** Dataset extract **
============================================================
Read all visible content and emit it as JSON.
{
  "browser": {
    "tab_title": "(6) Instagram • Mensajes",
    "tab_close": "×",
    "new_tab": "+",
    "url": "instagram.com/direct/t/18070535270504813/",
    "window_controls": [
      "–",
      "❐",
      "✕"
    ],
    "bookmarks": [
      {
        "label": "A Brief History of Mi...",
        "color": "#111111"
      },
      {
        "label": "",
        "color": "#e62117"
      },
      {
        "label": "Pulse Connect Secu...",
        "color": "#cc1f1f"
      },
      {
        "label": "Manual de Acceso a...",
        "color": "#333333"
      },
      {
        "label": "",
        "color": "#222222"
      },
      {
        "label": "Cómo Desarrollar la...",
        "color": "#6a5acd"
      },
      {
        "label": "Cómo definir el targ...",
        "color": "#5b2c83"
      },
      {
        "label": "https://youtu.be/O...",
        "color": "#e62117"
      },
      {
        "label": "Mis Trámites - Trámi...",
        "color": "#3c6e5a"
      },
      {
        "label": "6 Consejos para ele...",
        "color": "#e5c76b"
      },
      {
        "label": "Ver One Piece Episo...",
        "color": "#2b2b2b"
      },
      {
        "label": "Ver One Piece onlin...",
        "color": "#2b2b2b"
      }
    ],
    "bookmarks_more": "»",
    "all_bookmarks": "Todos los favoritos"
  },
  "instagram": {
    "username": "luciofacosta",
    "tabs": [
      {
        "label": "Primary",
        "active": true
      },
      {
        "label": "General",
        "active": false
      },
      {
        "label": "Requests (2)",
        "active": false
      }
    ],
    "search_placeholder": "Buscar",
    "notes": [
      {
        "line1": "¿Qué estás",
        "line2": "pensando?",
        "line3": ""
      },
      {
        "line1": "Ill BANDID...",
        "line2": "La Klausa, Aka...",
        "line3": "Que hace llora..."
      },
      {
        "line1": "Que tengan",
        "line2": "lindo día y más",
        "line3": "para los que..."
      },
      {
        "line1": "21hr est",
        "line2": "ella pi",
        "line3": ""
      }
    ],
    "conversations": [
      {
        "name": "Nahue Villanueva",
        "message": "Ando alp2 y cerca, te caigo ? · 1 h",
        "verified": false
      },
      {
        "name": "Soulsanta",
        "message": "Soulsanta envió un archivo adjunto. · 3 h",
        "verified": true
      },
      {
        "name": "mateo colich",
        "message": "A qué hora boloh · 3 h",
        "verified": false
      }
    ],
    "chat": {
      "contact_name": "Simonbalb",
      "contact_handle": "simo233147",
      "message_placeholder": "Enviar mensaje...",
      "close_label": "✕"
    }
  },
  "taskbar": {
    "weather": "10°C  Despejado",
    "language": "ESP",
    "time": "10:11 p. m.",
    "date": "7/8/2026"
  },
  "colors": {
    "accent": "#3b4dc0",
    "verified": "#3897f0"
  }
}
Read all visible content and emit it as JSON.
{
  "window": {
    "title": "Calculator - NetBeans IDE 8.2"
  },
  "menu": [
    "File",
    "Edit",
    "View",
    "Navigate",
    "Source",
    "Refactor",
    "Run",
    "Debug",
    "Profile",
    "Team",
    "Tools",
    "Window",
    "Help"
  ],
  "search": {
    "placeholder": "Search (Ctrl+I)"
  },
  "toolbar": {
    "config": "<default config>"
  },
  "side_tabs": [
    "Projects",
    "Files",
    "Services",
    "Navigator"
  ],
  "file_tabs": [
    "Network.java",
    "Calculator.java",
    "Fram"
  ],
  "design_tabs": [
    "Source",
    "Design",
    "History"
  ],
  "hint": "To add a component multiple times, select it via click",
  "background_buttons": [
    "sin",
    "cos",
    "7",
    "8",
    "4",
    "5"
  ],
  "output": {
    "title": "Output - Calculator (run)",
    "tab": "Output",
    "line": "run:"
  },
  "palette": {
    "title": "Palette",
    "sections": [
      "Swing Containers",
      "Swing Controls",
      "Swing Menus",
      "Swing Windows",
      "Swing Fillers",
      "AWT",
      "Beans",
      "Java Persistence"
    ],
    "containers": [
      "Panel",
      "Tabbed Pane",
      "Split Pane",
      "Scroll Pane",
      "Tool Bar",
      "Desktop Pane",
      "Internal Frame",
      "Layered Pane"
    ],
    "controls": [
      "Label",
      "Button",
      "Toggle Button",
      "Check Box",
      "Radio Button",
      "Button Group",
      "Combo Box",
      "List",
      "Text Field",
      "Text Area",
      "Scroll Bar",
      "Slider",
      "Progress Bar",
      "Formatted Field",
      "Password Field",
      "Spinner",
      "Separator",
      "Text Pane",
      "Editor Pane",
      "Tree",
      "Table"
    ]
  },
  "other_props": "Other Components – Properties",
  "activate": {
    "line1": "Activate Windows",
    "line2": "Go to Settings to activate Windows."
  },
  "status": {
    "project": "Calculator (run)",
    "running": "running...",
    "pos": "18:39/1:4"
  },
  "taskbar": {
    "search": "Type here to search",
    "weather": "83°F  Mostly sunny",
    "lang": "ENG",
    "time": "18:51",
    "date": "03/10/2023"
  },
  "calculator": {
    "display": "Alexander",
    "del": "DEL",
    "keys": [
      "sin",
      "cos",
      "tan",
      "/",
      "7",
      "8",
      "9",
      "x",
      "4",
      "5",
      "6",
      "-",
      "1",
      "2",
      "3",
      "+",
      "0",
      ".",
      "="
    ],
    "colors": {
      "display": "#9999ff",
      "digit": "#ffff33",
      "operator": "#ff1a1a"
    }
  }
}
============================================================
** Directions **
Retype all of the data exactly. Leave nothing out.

** Your solution **
Read all visible content and emit it as JSON.
{
  "browser": {
    "tab_title": "(6) Instagram • Mensajes",
    "tab_close": "×",
    "new_tab": "+",
    "url": "instagram.com/direct/t/18070535270504813/",
    "window_controls": [
      "–",
      "❐",
      "✕"
    ],
    "bookmarks": [
      {
        "label": "A Brief History of Mi...",
        "color": "#111111"
      },
      {
        "label": "",
        "color": "#e62117"
      },
      {
        "label": "Pulse Connect Secu...",
        "color": "#cc1f1f"
      },
      {
        "label": "Manual de Acceso a...",
        "color": "#333333"
      },
      {
        "label": "",
        "color": "#222222"
      },
      {
        "label": "Cómo Desarrollar la...",
        "color": "#6a5acd"
      },
      {
        "label": "Cómo definir el targ...",
        "color": "#5b2c83"
      },
      {
        "label": "https://youtu.be/O...",
        "color": "#e62117"
      },
      {
        "label": "Mis Trámites - Trámi...",
        "color": "#3c6e5a"
      },
      {
        "label": "6 Consejos para ele...",
        "color": "#e5c76b"
      },
      {
        "label": "Ver One Piece Episo...",
        "color": "#2b2b2b"
      },
      {
        "label": "Ver One Piece onlin...",
        "color": "#2b2b2b"
      }
    ],
    "bookmarks_more": "»",
    "all_bookmarks": "Todos los favoritos"
  },
  "instagram": {
    "username": "luciofacosta",
    "tabs": [
      {
        "label": "Primary",
        "active": true
      },
      {
        "label": "General",
        "active": false
      },
      {
        "label": "Requests (2)",
        "active": false
      }
    ],
    "search_placeholder": "Buscar",
    "notes": [
      {
        "line1": "¿Qué estás",
        "line2": "pensando?",
        "line3": ""
      },
      {
        "line1": "Ill BANDID...",
        "line2": "La Klausa, Aka...",
        "line3": "Que hace llora..."
      },
      {
        "line1": "Que tengan",
        "line2": "lindo día y más",
        "line3": "para los que..."
      },
      {
        "line1": "21hr est",
        "line2": "ella pi",
        "line3": ""
      }
    ],
    "conversations": [
      {
        "name": "Nahue Villanueva",
        "message": "Ando alp2 y cerca, te caigo ? · 1 h",
        "verified": false
      },
      {
        "name": "Soulsanta",
        "message": "Soulsanta envió un archivo adjunto. · 3 h",
        "verified": true
      },
      {
        "name": "mateo colich",
        "message": "A qué hora boloh · 3 h",
        "verified": false
      }
    ],
    "chat": {
      "contact_name": "Simonbalb",
      "contact_handle": "simo233147",
      "message_placeholder": "Enviar mensaje...",
      "close_label": "✕"
    }
  },
  "taskbar": {
    "weather": "10°C  Despejado",
    "language": "ESP",
    "time": "10:11 p. m.",
    "date": "7/8/2026"
  },
  "colors": {
    "accent": "#3b4dc0",
    "verified": "#3897f0"
  }
}
Read all visible content and emit it as JSON.
{
  "window": {
    "title": "Calculator - NetBeans IDE 8.2"
  },
  "menu": [
    "File",
    "Edit",
    "View",
    "Navigate",
    "Source",
    "Refactor",
    "Run",
    "Debug",
    "Profile",
    "Team",
    "Tools",
    "Window",
    "Help"
  ],
  "search": {
    "placeholder": "Search (Ctrl+I)"
  },
  "toolbar": {
    "config": "<default config>"
  },
  "side_tabs": [
    "Projects",
    "Files",
    "Services",
    "Navigator"
  ],
  "file_tabs": [
    "Network.java",
    "Calculator.java",
    "Fram"
  ],
  "design_tabs": [
    "Source",
    "Design",
    "History"
  ],
  "hint": "To add a component multiple times, select it via click",
  "background_buttons": [
    "sin",
    "cos",
    "7",
    "8",
    "4",
    "5"
  ],
  "output": {
    "title": "Output - Calculator (run)",
    "tab": "Output",
    "line": "run:"
  },
  "palette": {
    "title": "Palette",
    "sections": [
      "Swing Containers",
      "Swing Controls",
      "Swing Menus",
      "Swing Windows",
      "Swing Fillers",
      "AWT",
      "Beans",
      "Java Persistence"
    ],
    "containers": [
      "Panel",
      "Tabbed Pane",
      "Split Pane",
      "Scroll Pane",
      "Tool Bar",
      "Desktop Pane",
      "Internal Frame",
      "Layered Pane"
    ],
    "controls": [
      "Label",
      "Button",
      "Toggle Button",
      "Check Box",
      "Radio Button",
      "Button Group",
      "Combo Box",
      "List",
      "Text Field",
      "Text Area",
      "Scroll Bar",
      "Slider",
      "Progress Bar",
      "Formatted Field",
      "Password Field",
      "Spinner",
      "Separator",
      "Text Pane",
      "Editor Pane",
      "Tree",
      "Table"
    ]
  },
  "other_props": "Other Components – Properties",
  "activate": {
    "line1": "Activate Windows",
    "line2": "Go to Settings to activate Windows."
  },
  "status": {
    "project": "Calculator (run)",
    "running": "running...",
    "pos": "18:39/1:4"
  },
  "taskbar": {
    "search": "Type here to search",
    "weather": "83°F  Mostly sunny",
    "lang": "ENG",
    "time": "18:51",
    "date": "03/10/2023"
  },
  "calculator": {
    "display": "Alexander",
    "del": "DEL",
    "keys": [
      "sin",
      "cos",
      "tan",
      "/",
      "7",
      "8",
      "9",
      "x",
      "4",
      "5",
      "6",
      "-",
      "1",
      "2",
      "3",
      "+",
      "0",
      ".",
      "="
    ],
    "colors": {
      "display": "#9999ff",
      "digit": "#ffff33",
      "operator": "#ff1a1a"
    }
  }
}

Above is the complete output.